Currently, Bintan is well-known for its luxurious resorts and exotic shining beaches. But do you know about the island’s profound history? Well, let us take you on a trip down memory lane.
Bintan as a Flourishing Trading Port
Many centuries ago, Bintan was famous as a trading centre in Asia. It was a site where traders from all over the world, particularly China, the Middle East and India, gathered and conducted their businesses. Traders from Indonesia bought spices from other islands while foreign traders, such as the Chinese, brought tea, porcelain and silk to Bintan. Due to its strategic location, Bintan became one of the busiest trading routes for local and foreign traders.
Lying close to the Equator, Bintan enjoys a tropical climate throughout the year. With the perfect combination of warm turquoise waters of the South China Sea and sparkling white beaches, Bintan is the ultimate dream for both traders and inhabitants. It was not too long before foreign traders became enamoured by Bintan’s charms.
Many traders eventually decided to put down roots in Bintan and married the local people. That is how Riau and Bintan became home to the Malay and sea nomads as well as migrants from China, India, and the Middle East. The history of Bintan is pretty much a product of cultural assimilation among these people. The significance of Bintan’s natural beauty and cultural diversity is why countless tourists are attracted to this island paradise.
The Struggle for Control Over Bintan
Bintan’s strategic location was initially disputed by many parties and was once a part of the “war triangle” between the Portuguese, the Johor Sultanate, and the Acehnese of northern Sumatra. Bintan witnessed many rulers grow and decline in power, with most of these rulers seeking to achieve control of the region as Bintan was a crucial spot for traders.
Before gaining its independence, Bintan was occupied by Indonesia’s three colonisers: the British, the Dutch, and the Japanese. In the 18th century, Bintan was occupied by the English East India Company as a suitable port for maritime trading. In 1911, Bintan became a Dutch colony. When the Japanese entered the region in 1942, Bintan was occupied by them. It was only after Indonesia gained independence in 1945 that Bintan became part of the Riau province.
Bintan as an Exotic Tourism Hub
Located only one hour away from Singapore by ferry, the Indonesian government was very ambitious to transform Bintan into a major tourist destination in the western part of Indonesia. In the 1990s, cash flowed into Bintan, which was very beneficial since Bintan needed foreign investment for their own economic development.
Since then, numerous resort developers and companies flooded onto the island which resulted in hundreds of luxurious resorts and recreational spots on the island. Though Bintan has experienced plenty of ups and downs during its development, the island now boasts of international-standard high-end resorts and recreational facilities, one of which is the Crystal Lagoon, the largest man-made seawater lagoon in Asia.
Nowadays, Bintan’s economy relies heavily on tourism. Given its proximity to regional hubs such as Singapore, Jakarta, and Johor Bahru, it is not surprising that Bintan has gained popularity as a major international tourist destination.
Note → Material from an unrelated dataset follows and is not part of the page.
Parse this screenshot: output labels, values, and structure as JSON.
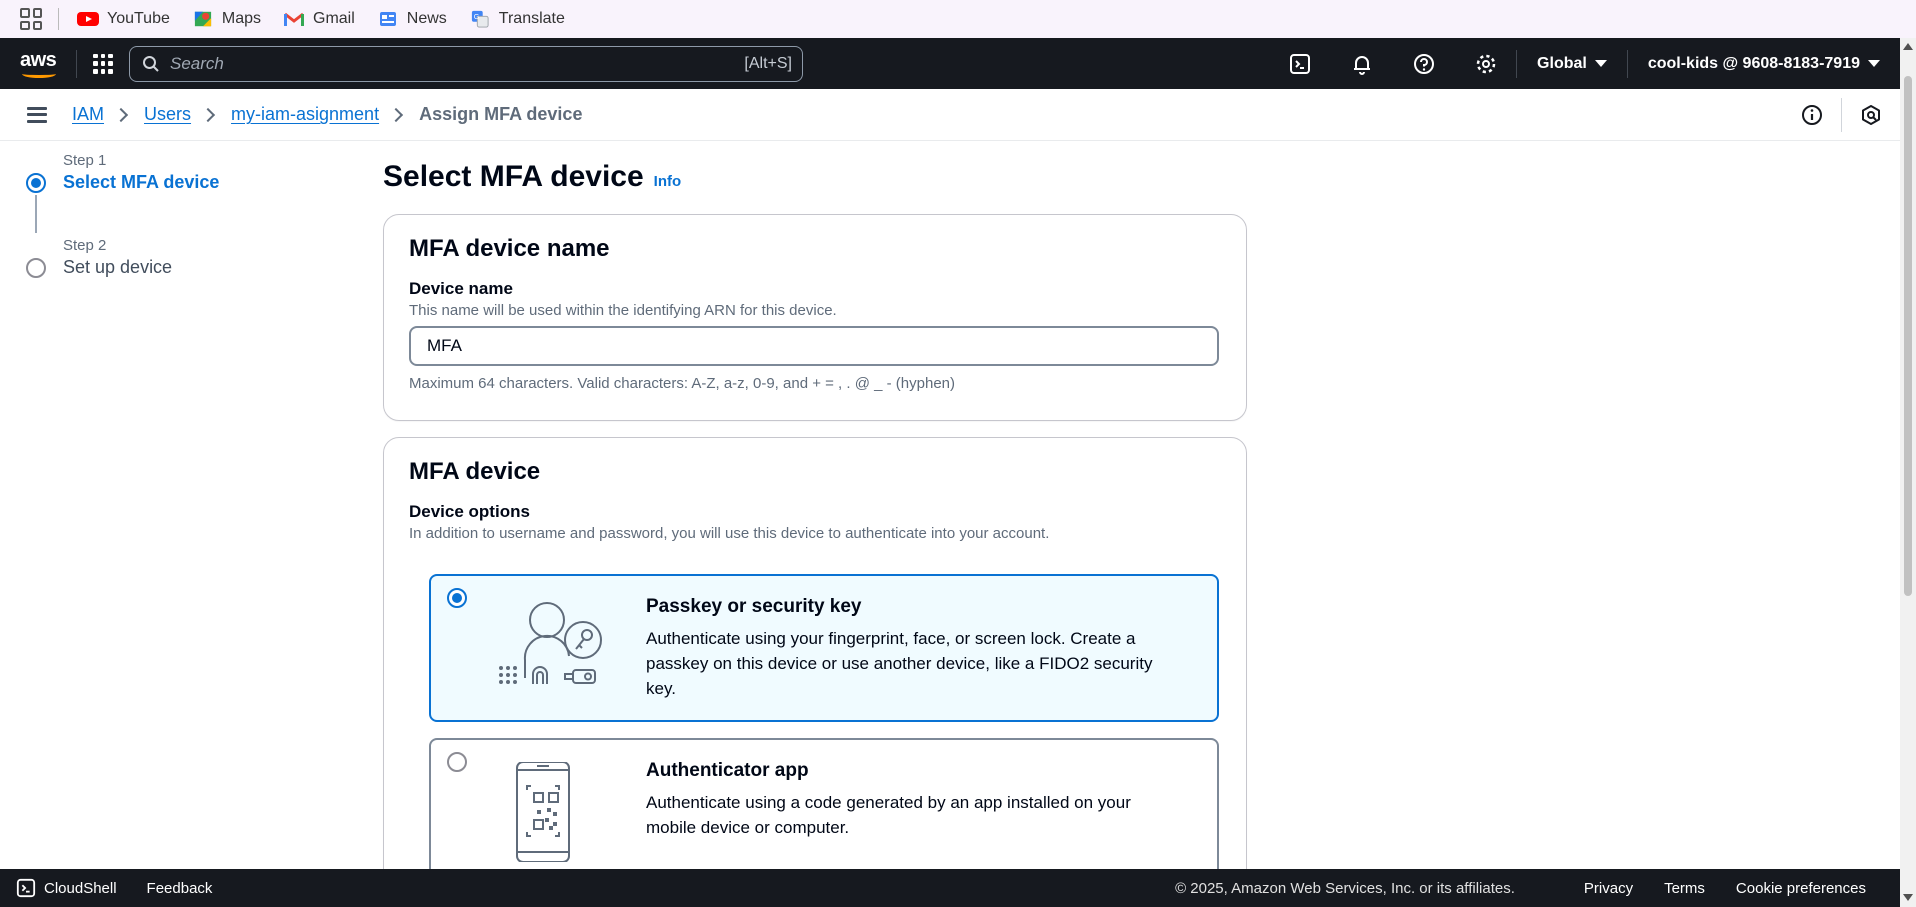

Tourists, both local and international, are drawn to the island’s natural beauty and cultural history and heritage.
Are you keen to explore Bintan after learning of the island’s rich and captivating history? Make sure to consider The ANMON Resort Bintan as your place of accommodation during your visit to Bintan. The ANMON Resort Bintan is a desert glamping resort that offers guests a retreat into a desert adventure, where soulful experiences meet wanderlust. The resort also has various facilities that guarantee your stay here to be the best glamping experience you will ever have.